Indiana Quarry Seeks Permits
More than 75 residents of Lowell, Ind., weighed in on the permitting process for a proposed dolomite quarry, according to the Post-Tribune. A public hearing on the air quality permit request from the Indiana Department of Environmental Management by the developers of the project was held at Hebron High School.
Singleton Stone LLC is planning a limestone quarry on a 1- x 1-1/2-mile swatch of farmland south of Indiana 2, west of Rangeline Road and east of Interstate 65. The quarry is expected to be about 450-ft. deep and will pump between 50 million and 72 million gpd of water into the Singleton Ditch.
The air permit is the first in a series of permits the project will need to move forward. Last month the Special Drainage Board approved 2-1 the applications by Singleton Stone LLC to connect and discharge into Singleton Ditch and Dinwiddie Ditch in Eagle Creek Township.
Pete Lien Quarry Moving Forward
Albany County, Wyo., commissioners voted to approve an amendment to their resolution to support a grant on behalf of Pete Lien & Sons to the Wyoming Business Council, according to the Laramie Boomerang. The grant sought from the Business Ready Community Grant and Loan Program is for roughly $1.46 million. The funds are slated for a water well and infrastructure expansion.
The company is opening a limestone quarry and fine grind plant, and in the process of permitting a lime plant about seven miles north of Laramie, off U.S. Highway 30. Commissioners signed an original resolution of support for the expansion project May 6, said Sheela Schermetzler, Albany County grants manager.
The company is paying $740,000 for industrial electrical lines to the property. Originally, Pete Lien & Sons hoped to apply these funds to the required match for the Business Council grant. However, Business Council guidelines stipulated the investment in the power lines was ineligible for the cash match to the grant.
Quarry Permit Revoked

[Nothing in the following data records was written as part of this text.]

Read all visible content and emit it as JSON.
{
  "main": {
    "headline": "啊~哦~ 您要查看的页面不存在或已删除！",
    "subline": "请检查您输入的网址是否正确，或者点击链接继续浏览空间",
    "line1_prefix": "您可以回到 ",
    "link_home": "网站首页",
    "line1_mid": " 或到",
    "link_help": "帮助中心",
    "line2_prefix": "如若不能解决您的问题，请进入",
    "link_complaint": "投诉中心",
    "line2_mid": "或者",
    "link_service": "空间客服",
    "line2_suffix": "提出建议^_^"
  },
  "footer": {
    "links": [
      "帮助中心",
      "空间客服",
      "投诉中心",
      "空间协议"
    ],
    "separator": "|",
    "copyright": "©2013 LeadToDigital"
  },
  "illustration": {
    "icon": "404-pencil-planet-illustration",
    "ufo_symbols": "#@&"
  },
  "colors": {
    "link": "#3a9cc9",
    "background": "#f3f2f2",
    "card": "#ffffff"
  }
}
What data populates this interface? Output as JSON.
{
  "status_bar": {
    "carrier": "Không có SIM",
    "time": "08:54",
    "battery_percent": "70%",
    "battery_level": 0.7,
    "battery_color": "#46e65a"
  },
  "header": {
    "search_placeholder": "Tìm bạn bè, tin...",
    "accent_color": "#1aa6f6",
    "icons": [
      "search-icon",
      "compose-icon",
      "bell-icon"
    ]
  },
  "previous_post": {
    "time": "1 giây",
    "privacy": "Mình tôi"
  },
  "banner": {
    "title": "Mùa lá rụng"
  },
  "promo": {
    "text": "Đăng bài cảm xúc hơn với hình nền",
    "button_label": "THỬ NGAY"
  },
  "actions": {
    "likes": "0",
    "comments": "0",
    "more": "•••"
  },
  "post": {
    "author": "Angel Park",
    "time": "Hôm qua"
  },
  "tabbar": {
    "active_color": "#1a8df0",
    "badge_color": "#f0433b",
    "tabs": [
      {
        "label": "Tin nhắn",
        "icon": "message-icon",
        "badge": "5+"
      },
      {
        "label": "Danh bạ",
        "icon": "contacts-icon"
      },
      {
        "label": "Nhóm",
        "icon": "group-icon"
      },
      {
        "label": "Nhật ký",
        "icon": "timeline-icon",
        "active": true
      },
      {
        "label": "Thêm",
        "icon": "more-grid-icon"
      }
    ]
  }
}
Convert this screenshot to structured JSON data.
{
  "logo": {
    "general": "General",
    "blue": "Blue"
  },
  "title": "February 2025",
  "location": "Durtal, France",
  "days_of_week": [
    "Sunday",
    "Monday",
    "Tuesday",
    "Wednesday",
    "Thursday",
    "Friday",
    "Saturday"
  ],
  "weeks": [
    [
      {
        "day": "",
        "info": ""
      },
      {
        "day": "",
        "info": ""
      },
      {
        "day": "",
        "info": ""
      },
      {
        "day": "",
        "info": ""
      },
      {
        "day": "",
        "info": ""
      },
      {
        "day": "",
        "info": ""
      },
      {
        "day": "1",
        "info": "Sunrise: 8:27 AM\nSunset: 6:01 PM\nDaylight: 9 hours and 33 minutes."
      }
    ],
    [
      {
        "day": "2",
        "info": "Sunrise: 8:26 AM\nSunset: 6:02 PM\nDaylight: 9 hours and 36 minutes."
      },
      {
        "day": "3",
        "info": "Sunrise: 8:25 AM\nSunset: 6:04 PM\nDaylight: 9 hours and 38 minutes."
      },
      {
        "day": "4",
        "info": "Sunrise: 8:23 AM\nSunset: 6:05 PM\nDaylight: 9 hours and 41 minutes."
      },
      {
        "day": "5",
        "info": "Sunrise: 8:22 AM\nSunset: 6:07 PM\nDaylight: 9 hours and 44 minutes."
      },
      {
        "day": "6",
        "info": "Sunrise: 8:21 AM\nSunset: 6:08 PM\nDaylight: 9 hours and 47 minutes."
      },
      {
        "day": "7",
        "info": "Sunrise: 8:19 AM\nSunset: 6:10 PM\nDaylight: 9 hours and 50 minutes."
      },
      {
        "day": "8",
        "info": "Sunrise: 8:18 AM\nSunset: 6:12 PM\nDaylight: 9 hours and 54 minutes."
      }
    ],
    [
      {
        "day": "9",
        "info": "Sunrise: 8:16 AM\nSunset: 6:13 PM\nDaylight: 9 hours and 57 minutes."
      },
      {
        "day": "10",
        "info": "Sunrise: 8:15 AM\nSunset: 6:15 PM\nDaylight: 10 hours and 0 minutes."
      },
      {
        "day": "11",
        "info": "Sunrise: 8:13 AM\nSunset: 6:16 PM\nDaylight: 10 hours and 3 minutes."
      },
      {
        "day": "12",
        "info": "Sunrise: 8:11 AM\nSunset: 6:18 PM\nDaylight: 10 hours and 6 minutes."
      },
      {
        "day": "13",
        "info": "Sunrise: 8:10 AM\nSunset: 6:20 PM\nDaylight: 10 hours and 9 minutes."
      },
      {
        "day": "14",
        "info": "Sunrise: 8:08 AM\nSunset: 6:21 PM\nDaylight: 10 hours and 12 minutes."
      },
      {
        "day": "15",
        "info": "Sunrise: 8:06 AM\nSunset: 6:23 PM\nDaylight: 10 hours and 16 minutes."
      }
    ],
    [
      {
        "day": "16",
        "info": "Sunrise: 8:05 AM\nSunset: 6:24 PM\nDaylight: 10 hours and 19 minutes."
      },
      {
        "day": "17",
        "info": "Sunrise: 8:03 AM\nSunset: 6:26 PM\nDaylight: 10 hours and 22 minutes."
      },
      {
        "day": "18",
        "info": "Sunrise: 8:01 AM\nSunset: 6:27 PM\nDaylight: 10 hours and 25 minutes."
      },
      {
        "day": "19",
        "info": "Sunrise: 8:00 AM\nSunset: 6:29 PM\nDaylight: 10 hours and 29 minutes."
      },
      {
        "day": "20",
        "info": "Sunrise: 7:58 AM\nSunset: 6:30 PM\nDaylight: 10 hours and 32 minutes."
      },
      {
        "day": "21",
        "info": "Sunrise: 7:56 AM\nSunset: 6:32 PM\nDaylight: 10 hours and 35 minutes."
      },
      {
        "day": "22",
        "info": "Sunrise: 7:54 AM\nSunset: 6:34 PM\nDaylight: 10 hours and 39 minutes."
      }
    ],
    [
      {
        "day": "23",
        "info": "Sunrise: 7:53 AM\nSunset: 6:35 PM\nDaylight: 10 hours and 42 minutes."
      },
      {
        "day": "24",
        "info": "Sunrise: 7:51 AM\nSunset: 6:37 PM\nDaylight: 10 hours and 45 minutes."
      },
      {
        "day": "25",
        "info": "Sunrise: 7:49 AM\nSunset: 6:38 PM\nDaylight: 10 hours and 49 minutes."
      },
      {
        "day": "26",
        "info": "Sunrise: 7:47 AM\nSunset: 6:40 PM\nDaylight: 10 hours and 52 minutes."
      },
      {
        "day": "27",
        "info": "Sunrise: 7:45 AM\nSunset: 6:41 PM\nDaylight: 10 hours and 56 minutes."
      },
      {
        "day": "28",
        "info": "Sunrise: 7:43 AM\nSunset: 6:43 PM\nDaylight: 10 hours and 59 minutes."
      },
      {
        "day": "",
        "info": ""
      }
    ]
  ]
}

The Franklin-Simpson, Ken., Planning and Zoning Board of Adjustments revoked a conditional use permit it issued two years ago to Charles and Penny Deweese, owners of the land that contains a quarry, according to the Bowling Green Daily News.
In a 3-2 vote, the board found that the Deweeses were not in compliance with the permit because they were unable to meet travel restrictions on an access road leading to the quarry. The permit required trucks leaving the quarry
on Ditmore Ford Road, the only road accessible from the property covered under the permit, to turn west onto Ditmore Ford.
Subsequent ordinances from the Simpson County Fiscal Court and Franklin City Commission placed strict weight limits on commercial traffic on Ditmore Ford Road, and the board concluded that those ordinances made it impossible for the Deweeses to comply with the permit.
Quarry Expansion Opposed
Concerned citizens say a proposed quarry expansion near Highland Forest, N.Y., could ruin the vista at a county park famous for its scenic overlook, according to CNYcentral.com.
Mike and Velda Ward own a small farm on Oran Delphi Road in the Town of Fabius, next to the 25-acre Kinsella gravel quarry. For the past four years, the Wards have been trying to block the Department of Environmental Conservation from approving a permit to triple the size of the quarry to 80 acres. They say their fight should concern every taxpayer in Onondaga County, because the quarry is about a half mile from the base of Highland Forest County Park, which has one of the best views in all of Central New York.
They believe the quarry would be an eyesore that would discourage people from holding functions like weddings at the Skyline Lodge overlooking the valley where the quarry is located.